- I spent my life folded between the pages of books. In the absence of human relationships I formed bonds with paper characters. I lived love and loss through stories threaded in history; I experienced adolescence by association. My world is one interwoven web of words, stringing limb to limb, bone to sinew, thoughts and images all together. I am a being comprised of letters, a character created by sentences, a figment of imagination formed through fiction. ― Tahereh Mafi
- There are more truths in a good book than its author meant to put in it. — Marie von Ebner-Eschenback
- No matter how true I believe what I am writing to be, if the reader cannot participate in that truth, then I have failed. — Madeleine L’Engle
- It is in our idleness, in our dreams, that the submerged truth sometimes comes to the top. –Virginia Woolf
- If you intend to write as truthfully as you can, your days as a member of polite society are numbered. — Stephen King
- If I had to give young writers advice, I would say don’t listen to writers talking about writing or themselves. – Lillian Hellman
- If you don’t keep and mature your force and avove all have time and quiet to perfect your work, you will be writing things not much better than you did five years ago. … Otherwise, what might be strength is only crudeness, and what might be insight is only observation. You will write about life, but never life itself. — Sarah Orne Jewett
- You have to love writing, but more importantly, you have to love learning to write better.– Jim Averback
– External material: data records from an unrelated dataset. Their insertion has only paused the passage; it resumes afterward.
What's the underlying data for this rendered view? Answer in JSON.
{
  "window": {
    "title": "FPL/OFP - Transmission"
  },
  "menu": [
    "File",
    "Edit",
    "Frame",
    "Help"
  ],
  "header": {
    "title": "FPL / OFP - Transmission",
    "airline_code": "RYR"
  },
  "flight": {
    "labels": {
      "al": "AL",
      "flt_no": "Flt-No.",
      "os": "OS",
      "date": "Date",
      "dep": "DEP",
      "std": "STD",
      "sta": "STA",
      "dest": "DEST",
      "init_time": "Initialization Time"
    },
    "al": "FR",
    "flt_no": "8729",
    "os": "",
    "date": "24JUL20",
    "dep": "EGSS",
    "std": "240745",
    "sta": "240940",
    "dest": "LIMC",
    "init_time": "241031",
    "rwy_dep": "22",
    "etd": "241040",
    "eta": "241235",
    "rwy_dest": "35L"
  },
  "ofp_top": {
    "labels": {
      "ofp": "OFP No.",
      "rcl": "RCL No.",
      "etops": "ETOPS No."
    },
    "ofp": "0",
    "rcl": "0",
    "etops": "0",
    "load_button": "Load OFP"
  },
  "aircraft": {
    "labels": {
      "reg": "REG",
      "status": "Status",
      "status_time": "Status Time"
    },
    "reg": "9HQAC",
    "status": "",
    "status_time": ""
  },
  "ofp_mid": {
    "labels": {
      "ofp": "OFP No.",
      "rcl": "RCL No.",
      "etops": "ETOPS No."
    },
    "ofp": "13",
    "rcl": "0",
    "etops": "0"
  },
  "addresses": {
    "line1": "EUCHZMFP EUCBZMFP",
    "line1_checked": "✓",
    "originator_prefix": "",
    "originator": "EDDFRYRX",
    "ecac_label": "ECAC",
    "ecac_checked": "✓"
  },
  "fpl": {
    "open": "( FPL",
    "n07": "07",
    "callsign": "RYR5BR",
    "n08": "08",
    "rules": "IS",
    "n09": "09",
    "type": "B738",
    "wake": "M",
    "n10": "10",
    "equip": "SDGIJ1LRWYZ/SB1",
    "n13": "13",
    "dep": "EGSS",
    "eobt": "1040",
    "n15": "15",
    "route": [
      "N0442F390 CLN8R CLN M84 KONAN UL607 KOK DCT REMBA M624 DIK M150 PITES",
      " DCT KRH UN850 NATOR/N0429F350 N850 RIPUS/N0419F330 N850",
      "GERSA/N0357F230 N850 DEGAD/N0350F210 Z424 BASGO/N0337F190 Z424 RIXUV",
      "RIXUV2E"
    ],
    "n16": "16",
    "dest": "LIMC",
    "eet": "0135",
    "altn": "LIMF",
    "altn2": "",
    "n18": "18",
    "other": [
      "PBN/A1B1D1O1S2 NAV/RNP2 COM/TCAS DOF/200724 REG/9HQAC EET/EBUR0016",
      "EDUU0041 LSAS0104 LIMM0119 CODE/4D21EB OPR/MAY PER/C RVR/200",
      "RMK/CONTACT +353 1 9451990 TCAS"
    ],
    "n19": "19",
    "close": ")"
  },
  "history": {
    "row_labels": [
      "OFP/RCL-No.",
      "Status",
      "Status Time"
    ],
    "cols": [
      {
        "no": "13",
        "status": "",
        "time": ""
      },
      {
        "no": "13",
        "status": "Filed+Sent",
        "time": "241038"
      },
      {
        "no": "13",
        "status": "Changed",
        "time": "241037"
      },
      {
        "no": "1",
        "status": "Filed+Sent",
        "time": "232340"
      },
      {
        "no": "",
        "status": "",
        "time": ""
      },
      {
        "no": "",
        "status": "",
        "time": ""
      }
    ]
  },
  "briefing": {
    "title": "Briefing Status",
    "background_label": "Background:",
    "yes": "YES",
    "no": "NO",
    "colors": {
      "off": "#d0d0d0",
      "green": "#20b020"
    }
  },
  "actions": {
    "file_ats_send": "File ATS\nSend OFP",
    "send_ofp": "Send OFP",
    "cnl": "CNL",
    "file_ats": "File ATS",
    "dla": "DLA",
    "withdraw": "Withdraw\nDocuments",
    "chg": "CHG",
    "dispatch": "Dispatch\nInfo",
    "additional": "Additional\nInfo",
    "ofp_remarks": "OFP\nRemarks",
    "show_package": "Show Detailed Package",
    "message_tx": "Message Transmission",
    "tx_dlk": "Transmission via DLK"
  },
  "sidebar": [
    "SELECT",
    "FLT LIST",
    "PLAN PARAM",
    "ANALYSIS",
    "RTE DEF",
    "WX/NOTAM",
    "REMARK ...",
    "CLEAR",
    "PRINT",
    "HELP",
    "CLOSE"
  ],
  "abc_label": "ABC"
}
- You have to write a lot. And you have to rewrite what you wrote a lot more. — Holly Black